1. Ambient. Ambient lighting is general light that fills the room. The light is diffused and produce an overall glow. It should be inconspicuous and blend into the surroundings. It can be accomplished with chandeliers, ceiling or wall-mounted fixtures, recessed or track lights and with lanterns mounted on the outside of the home. Having a central source of ambient light in all rooms is fundamental to a good lighting plan.
2. Task. Task lighting provides lighting for a specific area and task. Lighting for reading, crafts, or writing are examples of task lighting. Task lighting should be free of distracting glare and shadows and should be bright enough to prevent eye strain.
3. Accent. Accent lighting accents a particular part of the room or object in the room. An example would be lighting accenting a painting or sculpture. Accent lighting is the most dramatic type of lighting. To be effective, accent lighting requires as least three times as much light on the focal point as the general lighting surrounding it.

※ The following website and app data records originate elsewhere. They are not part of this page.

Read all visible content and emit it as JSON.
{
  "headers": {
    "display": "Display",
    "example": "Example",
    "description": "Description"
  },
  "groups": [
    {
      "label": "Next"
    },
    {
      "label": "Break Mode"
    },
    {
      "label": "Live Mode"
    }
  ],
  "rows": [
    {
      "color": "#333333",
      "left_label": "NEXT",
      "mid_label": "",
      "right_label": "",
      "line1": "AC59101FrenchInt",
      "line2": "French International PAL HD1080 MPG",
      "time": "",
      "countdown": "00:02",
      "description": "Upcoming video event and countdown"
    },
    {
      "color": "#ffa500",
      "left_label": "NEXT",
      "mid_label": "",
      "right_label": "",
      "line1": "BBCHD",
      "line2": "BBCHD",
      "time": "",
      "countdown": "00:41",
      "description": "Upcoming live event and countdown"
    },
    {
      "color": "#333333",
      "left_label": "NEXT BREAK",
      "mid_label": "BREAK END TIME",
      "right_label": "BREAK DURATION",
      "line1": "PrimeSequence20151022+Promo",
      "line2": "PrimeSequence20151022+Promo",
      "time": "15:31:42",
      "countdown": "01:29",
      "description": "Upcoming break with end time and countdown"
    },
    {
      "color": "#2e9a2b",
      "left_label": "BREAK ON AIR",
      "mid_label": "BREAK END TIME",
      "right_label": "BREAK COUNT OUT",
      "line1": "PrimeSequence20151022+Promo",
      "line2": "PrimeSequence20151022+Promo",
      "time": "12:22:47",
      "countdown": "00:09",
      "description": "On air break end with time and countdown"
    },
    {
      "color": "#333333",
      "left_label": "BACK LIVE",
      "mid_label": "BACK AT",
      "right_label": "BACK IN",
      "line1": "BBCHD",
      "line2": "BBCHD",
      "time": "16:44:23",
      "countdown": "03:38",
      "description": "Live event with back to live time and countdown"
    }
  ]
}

4. Decorative. Decorative lighting is treated as a design element. An example would be a dramatic wrought iron candle stand or small decorative lamp shaped like a butterfly. It is not made to give out much light, but provides a decorative touch. Decorative lighting is usually provided by recessed and track lighting or wall-mounted picture lights.
A well-lit room looks warm and welcoming. But don't forget the bulbs. Natural full-spectrum bulbs can make everything in your room look better, including you!
Sources: Pamela Cole Harris and American Lighting